The rebel was certainly willing to accommodate Mutual in unusual ways. The New York Times reported that, at the film company’s request, he had replaced his casual battle dress with a custom-made comic opera general’s uniform to make him look more imposing. The uniform remained the property of Mutual, and Villa was forbidden to wear it in front of any other cameramen. [New York Times, 14 February 1914] There is also decent evidence that elements of the División del Norte were pressed into service to stage re-enactments for the cameras. Raoul Walsh recalled Villa gamely doing take after take of a scene “of him coming towards the camera. We’d set up at the head of the street, and he’d hit that horse with a whip and his spurs and go by at ninety miles an hour.
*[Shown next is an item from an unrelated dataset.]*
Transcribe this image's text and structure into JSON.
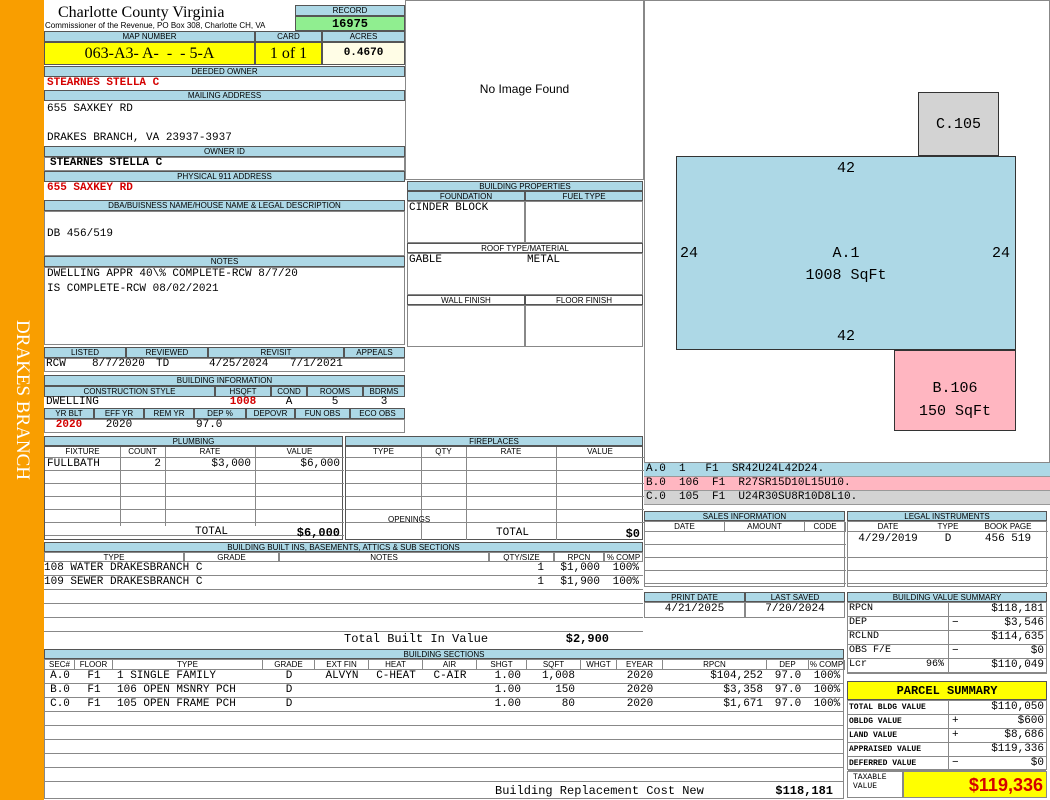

I don’t know how many times we said ‘Despacio, despacio,‘—Slow, señor, please!’ [Brownlow, War pp. 101-102]
But the contract between the rebel leader and Mutual Films proves to have been a good deal less proscriptive than popularly supposed. The only surviving copy, unearthed in a Mexico City archive by Villa’s biographer Friedrich Katz, lacks all the eye-opening clauses that have made it famous: “There was absolutely no mention of reenactment of battle scenes or of Villa providing good lighting,” Katz explained. “What the contract did specify was that the Mutual Film Company was granted exclusive rights to film Villa’s troops in battle, and that Villa would receive 20% of all revenues that the films produced.” [Katz p. 325]
The notion of a contract that called for war to be fought Hollywood-style, in short, is myth–though they did not stop The New York Times from hazarding, on January 8, 1914, that “if Villa wants to be a good business partner… he will have to make a great effort so that the cameramen can carry out their work successfully. He will have to make sure that the interesting attacks take place when the light is good and the killings are in good focus. This might interfere with military operations that, in theory, have other objectives.” [New York Times, 8 January 1914] A Spanish-language newspaper, similarly, condemned Villa for “speculating with the blood of Mexicans.” [De Orellana p. 46]